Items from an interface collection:
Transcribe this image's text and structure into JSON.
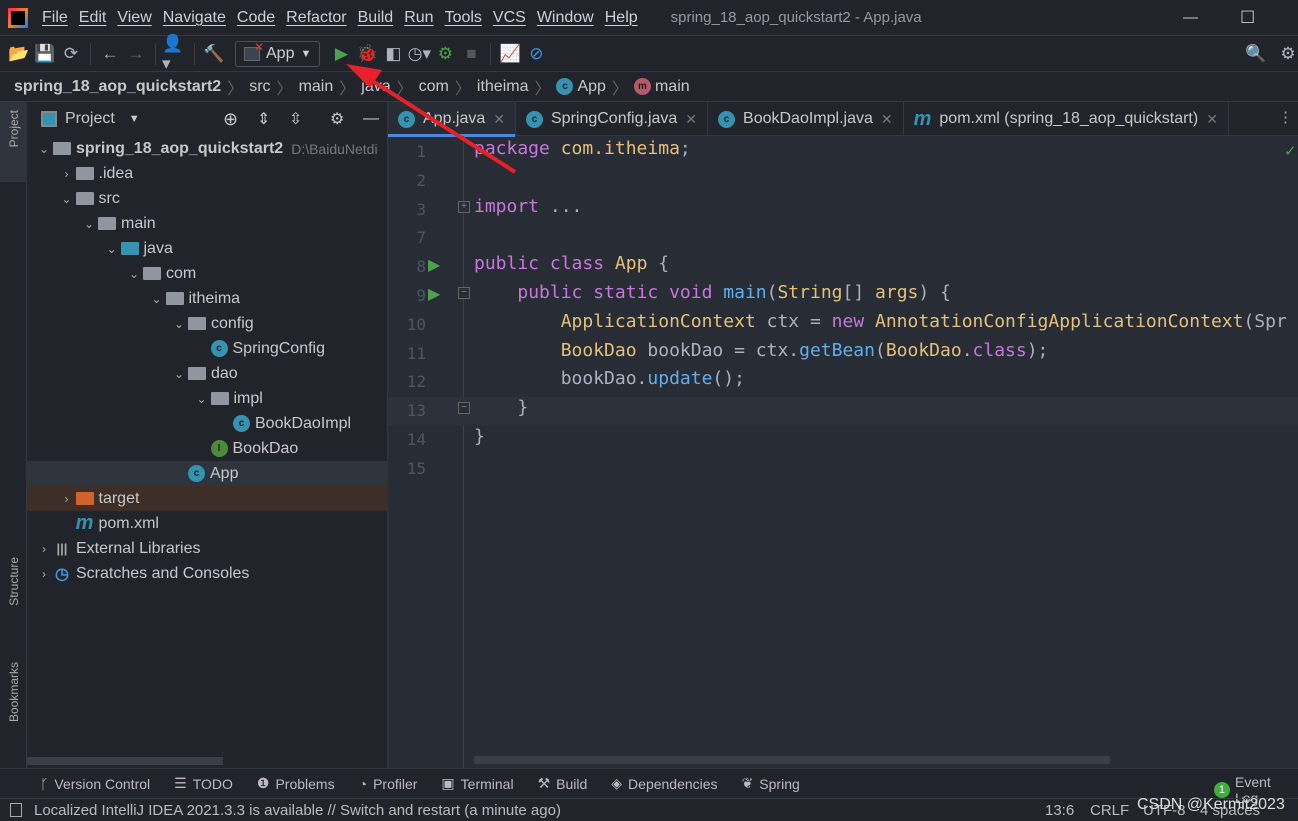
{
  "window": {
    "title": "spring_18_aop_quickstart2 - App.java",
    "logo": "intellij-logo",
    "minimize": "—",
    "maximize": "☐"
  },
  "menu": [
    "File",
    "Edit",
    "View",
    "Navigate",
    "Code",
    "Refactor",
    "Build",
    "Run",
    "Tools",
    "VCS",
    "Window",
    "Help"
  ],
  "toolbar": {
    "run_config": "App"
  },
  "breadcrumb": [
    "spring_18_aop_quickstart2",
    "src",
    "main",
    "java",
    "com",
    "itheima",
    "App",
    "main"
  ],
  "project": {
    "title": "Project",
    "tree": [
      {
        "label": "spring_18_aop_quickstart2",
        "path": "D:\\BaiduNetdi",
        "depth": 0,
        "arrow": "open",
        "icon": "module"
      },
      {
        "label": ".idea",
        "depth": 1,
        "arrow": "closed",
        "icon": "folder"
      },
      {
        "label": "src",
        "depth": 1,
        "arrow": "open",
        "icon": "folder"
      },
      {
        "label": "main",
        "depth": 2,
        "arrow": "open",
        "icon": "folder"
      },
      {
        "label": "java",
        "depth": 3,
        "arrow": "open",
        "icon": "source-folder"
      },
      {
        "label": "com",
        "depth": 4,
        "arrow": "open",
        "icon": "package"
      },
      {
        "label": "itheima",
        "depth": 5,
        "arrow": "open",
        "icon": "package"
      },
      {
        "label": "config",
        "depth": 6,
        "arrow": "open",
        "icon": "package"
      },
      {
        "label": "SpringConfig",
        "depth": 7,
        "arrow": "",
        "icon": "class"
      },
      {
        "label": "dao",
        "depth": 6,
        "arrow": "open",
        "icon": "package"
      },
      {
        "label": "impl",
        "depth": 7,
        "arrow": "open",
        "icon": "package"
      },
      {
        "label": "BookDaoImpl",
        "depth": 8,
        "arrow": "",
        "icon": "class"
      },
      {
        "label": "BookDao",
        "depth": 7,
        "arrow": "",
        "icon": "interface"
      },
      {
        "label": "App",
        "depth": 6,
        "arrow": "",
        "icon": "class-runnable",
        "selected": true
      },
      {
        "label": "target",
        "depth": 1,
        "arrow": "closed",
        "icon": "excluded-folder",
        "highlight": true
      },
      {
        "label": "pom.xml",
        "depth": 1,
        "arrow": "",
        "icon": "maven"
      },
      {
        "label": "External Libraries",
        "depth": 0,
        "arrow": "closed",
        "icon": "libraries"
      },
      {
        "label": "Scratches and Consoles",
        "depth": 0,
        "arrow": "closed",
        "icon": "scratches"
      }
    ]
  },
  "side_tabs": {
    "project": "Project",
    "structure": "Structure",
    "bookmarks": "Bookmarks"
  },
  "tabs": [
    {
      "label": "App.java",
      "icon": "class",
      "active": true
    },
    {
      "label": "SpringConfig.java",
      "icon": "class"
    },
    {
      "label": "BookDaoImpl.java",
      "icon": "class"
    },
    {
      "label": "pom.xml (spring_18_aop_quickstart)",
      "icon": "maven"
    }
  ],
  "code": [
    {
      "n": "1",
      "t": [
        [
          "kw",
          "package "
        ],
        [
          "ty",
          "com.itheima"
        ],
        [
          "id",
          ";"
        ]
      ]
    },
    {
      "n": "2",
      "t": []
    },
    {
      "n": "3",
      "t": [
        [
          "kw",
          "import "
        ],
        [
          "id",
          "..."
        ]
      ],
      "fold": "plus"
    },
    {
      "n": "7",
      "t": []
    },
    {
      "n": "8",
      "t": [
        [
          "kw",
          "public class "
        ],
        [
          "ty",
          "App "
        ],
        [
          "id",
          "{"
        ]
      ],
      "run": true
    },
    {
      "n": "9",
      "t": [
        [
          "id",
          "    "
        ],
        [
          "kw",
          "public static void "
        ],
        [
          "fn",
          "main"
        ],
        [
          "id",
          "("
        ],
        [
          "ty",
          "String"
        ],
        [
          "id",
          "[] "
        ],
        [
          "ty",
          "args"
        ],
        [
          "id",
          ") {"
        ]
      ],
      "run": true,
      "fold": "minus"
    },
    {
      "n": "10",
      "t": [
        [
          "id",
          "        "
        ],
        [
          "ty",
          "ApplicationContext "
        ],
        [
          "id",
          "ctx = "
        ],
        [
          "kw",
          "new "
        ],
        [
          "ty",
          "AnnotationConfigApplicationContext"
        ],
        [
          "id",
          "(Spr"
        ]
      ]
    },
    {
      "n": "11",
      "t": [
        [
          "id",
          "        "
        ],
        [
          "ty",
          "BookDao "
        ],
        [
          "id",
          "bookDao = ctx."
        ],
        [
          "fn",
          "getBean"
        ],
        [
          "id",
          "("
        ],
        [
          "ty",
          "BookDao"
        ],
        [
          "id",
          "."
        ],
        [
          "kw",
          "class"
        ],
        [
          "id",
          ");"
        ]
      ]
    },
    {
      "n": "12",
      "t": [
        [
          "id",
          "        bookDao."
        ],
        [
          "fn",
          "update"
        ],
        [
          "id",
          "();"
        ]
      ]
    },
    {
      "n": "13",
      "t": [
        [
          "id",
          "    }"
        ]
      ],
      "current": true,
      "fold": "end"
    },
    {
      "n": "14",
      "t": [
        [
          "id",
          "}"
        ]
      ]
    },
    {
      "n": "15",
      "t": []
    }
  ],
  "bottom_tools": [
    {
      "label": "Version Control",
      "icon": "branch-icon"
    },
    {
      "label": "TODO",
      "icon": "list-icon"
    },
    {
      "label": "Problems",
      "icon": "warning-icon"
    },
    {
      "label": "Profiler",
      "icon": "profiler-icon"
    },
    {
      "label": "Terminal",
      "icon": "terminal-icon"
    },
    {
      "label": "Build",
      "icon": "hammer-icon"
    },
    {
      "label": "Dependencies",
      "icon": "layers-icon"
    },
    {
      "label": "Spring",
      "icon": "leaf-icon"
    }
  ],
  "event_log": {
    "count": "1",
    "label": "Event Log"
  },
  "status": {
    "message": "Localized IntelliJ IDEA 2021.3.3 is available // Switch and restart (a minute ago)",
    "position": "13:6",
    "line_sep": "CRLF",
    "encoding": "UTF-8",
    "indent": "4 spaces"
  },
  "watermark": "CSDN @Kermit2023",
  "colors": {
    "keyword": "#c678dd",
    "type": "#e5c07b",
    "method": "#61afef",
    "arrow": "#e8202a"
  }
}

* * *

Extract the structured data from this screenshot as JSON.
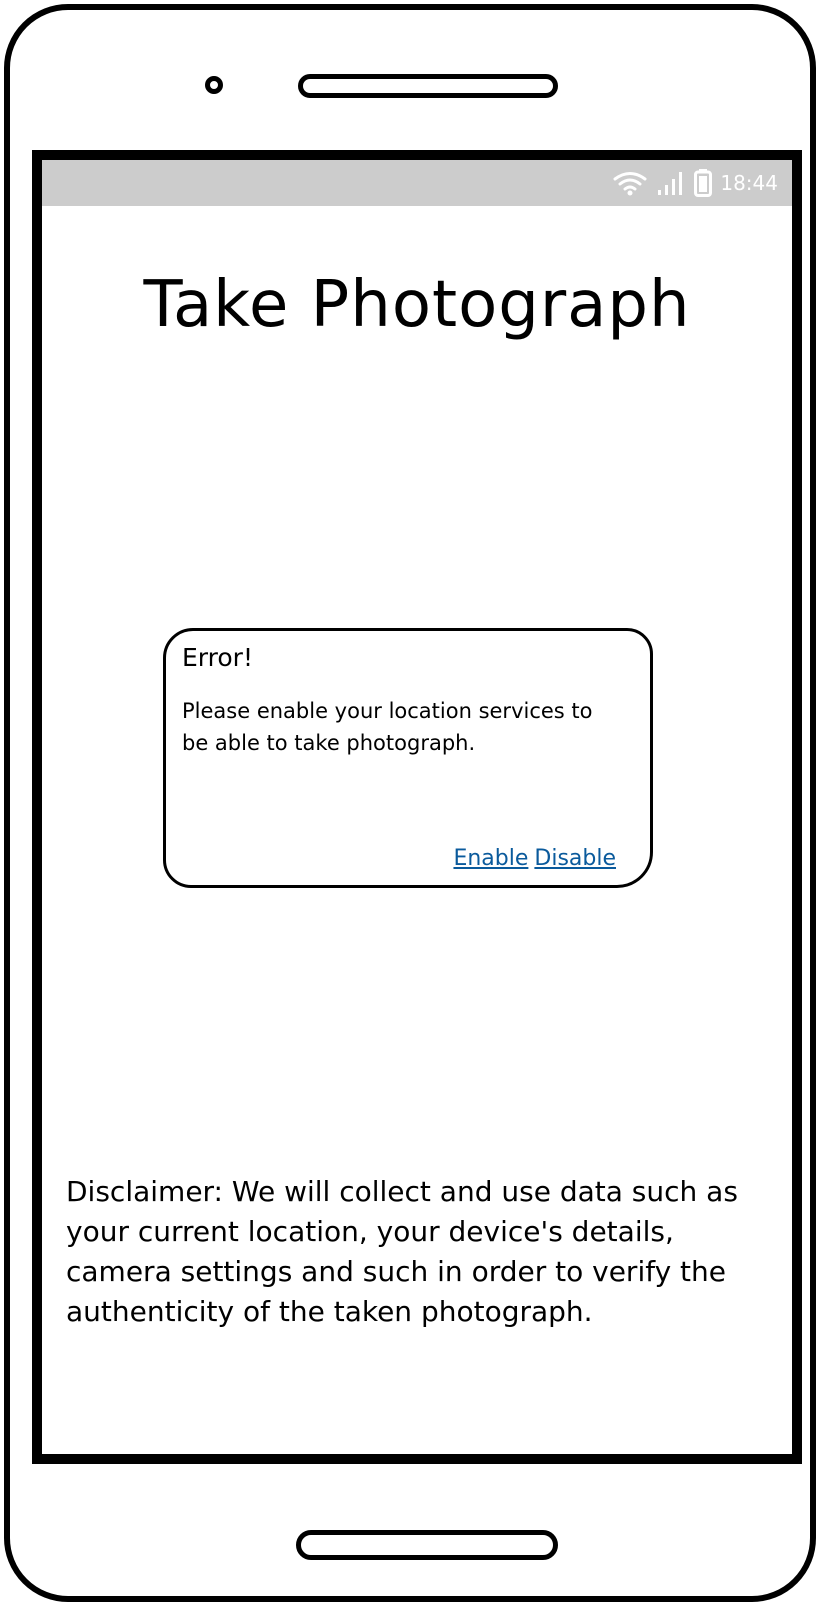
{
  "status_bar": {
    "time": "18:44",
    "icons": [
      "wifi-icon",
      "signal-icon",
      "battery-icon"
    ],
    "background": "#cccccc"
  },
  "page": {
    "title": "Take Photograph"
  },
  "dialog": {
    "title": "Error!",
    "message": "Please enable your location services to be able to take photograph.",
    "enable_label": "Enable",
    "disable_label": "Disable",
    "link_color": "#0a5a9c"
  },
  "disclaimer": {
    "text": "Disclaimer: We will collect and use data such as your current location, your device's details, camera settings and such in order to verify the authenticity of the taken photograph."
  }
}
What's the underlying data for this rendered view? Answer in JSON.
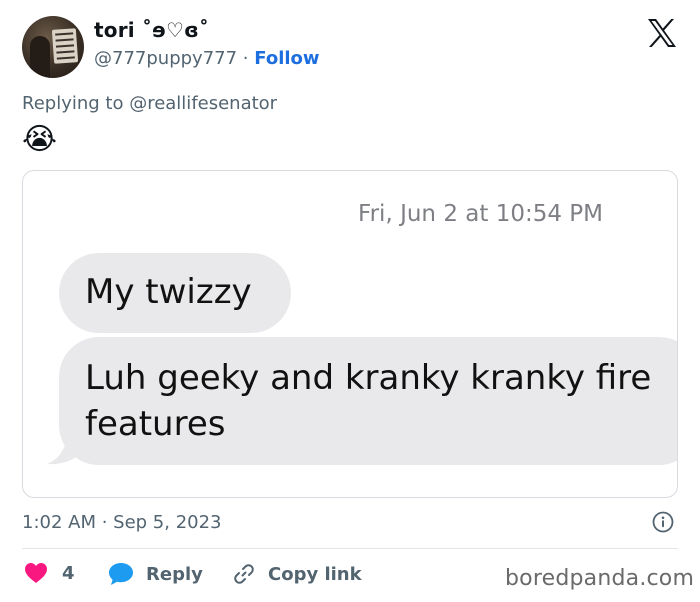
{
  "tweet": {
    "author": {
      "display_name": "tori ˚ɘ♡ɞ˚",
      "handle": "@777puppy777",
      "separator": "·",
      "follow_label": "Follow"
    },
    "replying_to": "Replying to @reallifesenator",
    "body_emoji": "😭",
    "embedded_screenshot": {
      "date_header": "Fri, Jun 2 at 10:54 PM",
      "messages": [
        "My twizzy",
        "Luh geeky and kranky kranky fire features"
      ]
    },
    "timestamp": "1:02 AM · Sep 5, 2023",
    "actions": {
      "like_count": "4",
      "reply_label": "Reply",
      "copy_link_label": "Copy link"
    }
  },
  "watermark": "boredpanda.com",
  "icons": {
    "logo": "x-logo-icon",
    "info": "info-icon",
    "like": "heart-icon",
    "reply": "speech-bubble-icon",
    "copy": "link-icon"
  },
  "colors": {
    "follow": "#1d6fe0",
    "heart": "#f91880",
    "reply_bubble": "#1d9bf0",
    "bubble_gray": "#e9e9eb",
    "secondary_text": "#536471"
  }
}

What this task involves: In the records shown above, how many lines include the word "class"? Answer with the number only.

Solution: 8